Το highlight του σαββατοκύριακου όμως ήταν η έξοδος μας το σάββατο το βράδυ. Τα παιδιά του ΤΕΙ Λάρισας ήρθαν και μας πήραν από το ξενοδοχείο και ένα τεράστιο τσούρμο 50+ ανθρώπων περπατούσαμε μέσα στην Λάρισα για να φτάσουμε τελικά σε ένα τσιπουράδικο. Εκεί οι φωτογραφίες, που θα αρχίσουν φαντάζομαι να δημοσιεύονται σε λίγες μέρες, θα μαρτυρύσουν το τι έγινε 😀

Τι μου άρεσε:
α) Η οργάνωση
β) Κάποιες παρουσιάσεις και κυρίως τα workshops
γ) Που είδα φίλους και γνωστούς

Τι δεν μου άρεσε:
α) Που φέτος ήρθαν λιγότεροι Αθηναίοι…
β) Που κάποιες παρουσιάσεις ακυρώθηκαν για λόγους που δεν ανακοινώθηκαν (δεν αναφέρομαι προφανώς σε εκείνους που τους έτυχε κάτι έκτακτο…)

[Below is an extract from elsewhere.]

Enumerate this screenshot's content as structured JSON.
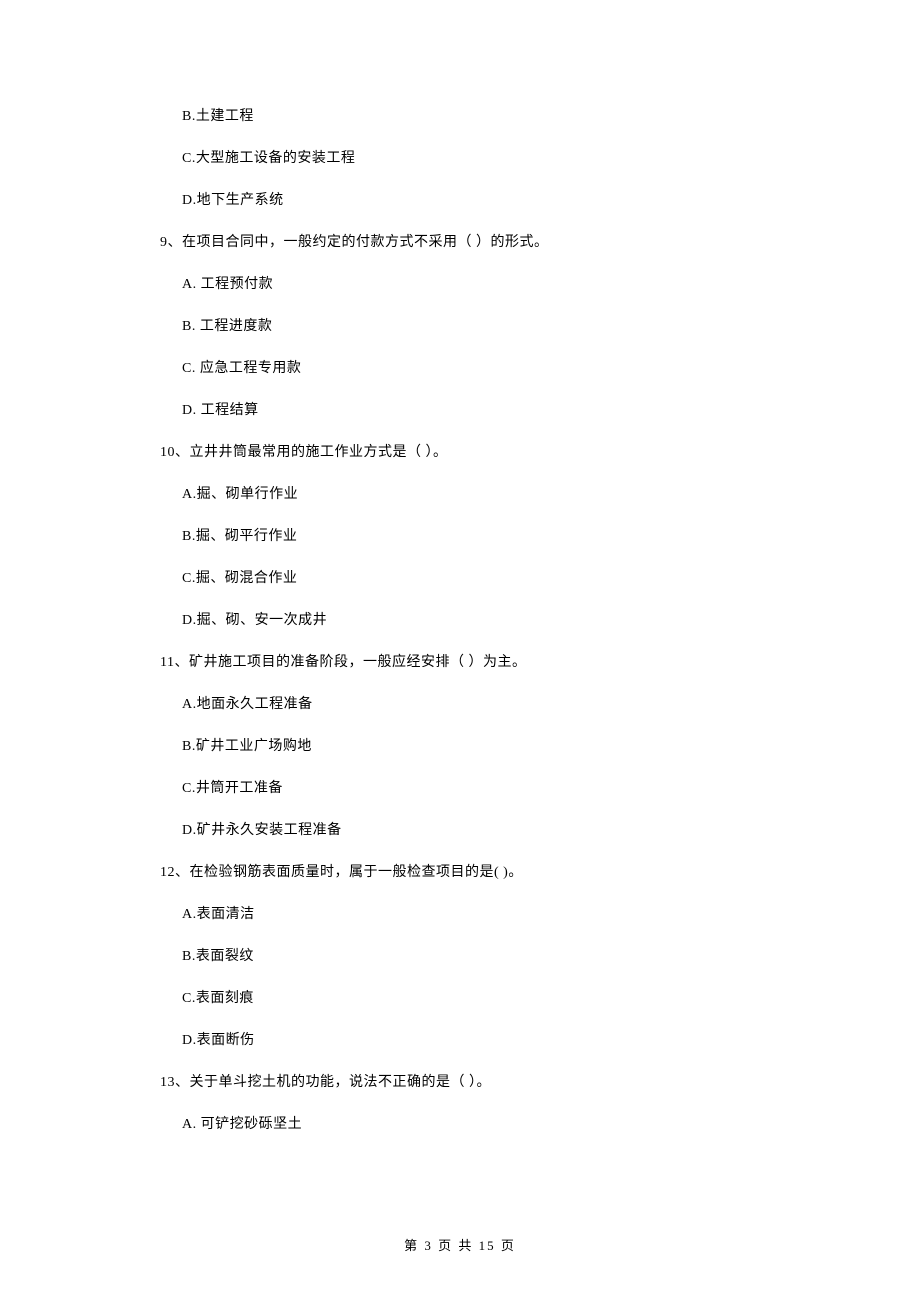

Τι θα ήθελα για του χρόνου:
α) Αντί για 10 παρουσιάσεις κοινοτήτων θα προτιμούσα ένα session με εκπροσώπους από όλες τις κοινότητες σε ένα panel, όπου για 1h να μας παρουσιάσουν τα των μελών τους. Δεν χρειάζεται η κάθε κοινότητα να μας λέει πόσα μέλη έχει στο forum/mailing lists/etc σε ξεχωριστή παρουσίαση. Αυτό μπορεί να γίνει από όλους μαζί…
β) Περισσότερα projects από τις κοινότητες. Προσωπικά με ενδιαφέρει περισσότερο να δω ότι ένα άτομο από την τάδε κοινότητα ξεκίνησε κάτι και τον βοήθησαν οι υπόλοιποι παρά να βλέπω ότι 1500 καινούρια μέλη γράφτηκαν στο forum τους.
γ) Καλύτερη παρουσίαση όχι τόσο των events της κάθε κοινότητας αλλά περισσότερο του τρόπου με τον οποίο τα οργάνωσαν. Αυτό λείπει κυρίως, έλλειψη οργάνωσης και εκεί θέλουν βοήθεια οι περισσότερες κοινότητες (αλλά και οι σύλλογοι).
δ) Ακόμα περισσότερα workshops.

Το Linux Team ΤΕΙ Λάρισας ανέβασε πολύ ψηλά τον πήχη αλλά ελπίζω το επόμενο Fosscomm, το Fosscomm 2010, όπου και να γίνει, να είναι ακόμα καλύτερο!

Συγχαρητήρια και πάλι 🙂